→ **WHAT IS EXPECTED**
Look through the records below and copy each line that includes the word "desc".

==== DATA FOR THIS EXERCISE ====

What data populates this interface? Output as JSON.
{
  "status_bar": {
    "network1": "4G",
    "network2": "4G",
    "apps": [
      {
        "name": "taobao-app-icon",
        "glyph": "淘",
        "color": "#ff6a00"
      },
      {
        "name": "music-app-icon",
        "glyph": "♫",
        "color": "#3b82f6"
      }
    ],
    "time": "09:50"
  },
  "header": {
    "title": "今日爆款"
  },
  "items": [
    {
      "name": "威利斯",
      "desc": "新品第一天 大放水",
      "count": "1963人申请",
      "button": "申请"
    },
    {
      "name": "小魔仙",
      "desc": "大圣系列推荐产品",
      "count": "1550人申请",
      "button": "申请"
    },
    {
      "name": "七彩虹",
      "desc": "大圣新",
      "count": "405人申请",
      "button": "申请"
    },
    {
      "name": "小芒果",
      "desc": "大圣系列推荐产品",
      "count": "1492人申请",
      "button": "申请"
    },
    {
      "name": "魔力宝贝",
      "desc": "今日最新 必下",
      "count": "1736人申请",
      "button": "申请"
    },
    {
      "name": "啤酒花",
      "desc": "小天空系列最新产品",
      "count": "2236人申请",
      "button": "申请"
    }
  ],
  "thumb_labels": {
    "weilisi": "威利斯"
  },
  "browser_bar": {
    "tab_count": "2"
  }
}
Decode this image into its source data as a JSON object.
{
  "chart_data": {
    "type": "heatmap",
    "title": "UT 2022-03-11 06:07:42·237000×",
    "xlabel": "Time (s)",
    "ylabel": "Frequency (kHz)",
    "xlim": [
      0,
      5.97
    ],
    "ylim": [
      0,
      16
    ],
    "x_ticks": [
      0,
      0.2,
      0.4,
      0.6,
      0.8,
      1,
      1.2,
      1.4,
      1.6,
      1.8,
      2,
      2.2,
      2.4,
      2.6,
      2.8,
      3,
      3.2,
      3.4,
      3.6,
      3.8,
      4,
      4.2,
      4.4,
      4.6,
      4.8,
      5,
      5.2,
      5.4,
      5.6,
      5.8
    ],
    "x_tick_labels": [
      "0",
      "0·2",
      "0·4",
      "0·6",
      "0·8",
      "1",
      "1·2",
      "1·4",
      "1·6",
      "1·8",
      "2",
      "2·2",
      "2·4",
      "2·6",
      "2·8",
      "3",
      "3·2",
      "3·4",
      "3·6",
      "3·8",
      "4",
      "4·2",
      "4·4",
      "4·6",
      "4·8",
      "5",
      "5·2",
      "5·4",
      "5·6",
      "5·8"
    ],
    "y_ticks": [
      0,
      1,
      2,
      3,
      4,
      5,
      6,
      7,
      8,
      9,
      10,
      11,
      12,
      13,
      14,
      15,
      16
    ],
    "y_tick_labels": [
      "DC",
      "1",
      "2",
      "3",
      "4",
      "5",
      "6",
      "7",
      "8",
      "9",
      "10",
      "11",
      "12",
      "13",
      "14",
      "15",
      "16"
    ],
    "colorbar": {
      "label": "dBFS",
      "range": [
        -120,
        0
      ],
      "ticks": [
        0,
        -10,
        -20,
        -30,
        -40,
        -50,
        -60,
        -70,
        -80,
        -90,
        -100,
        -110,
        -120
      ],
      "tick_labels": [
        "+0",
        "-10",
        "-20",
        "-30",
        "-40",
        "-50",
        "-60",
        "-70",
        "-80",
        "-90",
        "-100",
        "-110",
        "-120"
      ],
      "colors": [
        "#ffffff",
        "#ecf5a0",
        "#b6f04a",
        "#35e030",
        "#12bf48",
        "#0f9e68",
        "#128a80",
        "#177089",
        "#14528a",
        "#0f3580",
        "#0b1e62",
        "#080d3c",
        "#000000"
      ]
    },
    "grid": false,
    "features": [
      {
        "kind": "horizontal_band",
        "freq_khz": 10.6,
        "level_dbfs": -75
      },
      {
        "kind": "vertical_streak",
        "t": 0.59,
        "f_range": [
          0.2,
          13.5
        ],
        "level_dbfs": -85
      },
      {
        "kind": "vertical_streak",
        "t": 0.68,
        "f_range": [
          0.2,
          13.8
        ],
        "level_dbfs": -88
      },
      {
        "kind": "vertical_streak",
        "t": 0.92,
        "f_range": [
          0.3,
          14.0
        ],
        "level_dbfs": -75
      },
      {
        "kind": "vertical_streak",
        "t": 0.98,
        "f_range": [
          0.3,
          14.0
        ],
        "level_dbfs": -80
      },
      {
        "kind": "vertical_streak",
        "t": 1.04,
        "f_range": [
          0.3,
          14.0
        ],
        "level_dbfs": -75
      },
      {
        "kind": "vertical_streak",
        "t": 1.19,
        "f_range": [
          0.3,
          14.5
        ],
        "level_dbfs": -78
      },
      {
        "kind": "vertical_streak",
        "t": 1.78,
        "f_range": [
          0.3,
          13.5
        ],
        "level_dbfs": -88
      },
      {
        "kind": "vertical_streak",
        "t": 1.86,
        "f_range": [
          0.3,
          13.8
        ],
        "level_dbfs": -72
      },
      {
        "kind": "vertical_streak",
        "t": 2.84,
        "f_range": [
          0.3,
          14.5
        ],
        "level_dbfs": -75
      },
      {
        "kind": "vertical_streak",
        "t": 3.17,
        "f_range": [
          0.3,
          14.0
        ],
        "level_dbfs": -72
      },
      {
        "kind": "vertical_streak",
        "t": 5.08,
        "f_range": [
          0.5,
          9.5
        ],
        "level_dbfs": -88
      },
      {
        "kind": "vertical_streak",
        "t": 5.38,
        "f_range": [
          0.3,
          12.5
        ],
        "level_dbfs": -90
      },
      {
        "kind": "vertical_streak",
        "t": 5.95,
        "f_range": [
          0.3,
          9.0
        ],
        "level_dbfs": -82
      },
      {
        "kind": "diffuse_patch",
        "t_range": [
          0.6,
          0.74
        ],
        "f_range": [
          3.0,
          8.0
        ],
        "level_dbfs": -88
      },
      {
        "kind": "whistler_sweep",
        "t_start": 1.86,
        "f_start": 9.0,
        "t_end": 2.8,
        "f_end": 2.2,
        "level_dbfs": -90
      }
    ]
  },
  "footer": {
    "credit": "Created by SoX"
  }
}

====

→ **WRITTEN RESPONSE**
      "desc": "新品第一天 大放水",
      "desc": "大圣系列推荐产品",
      "desc": "大圣新",
      "desc": "大圣系列推荐产品",
      "desc": "今日最新 必下",
      "desc": "小天空系列最新产品",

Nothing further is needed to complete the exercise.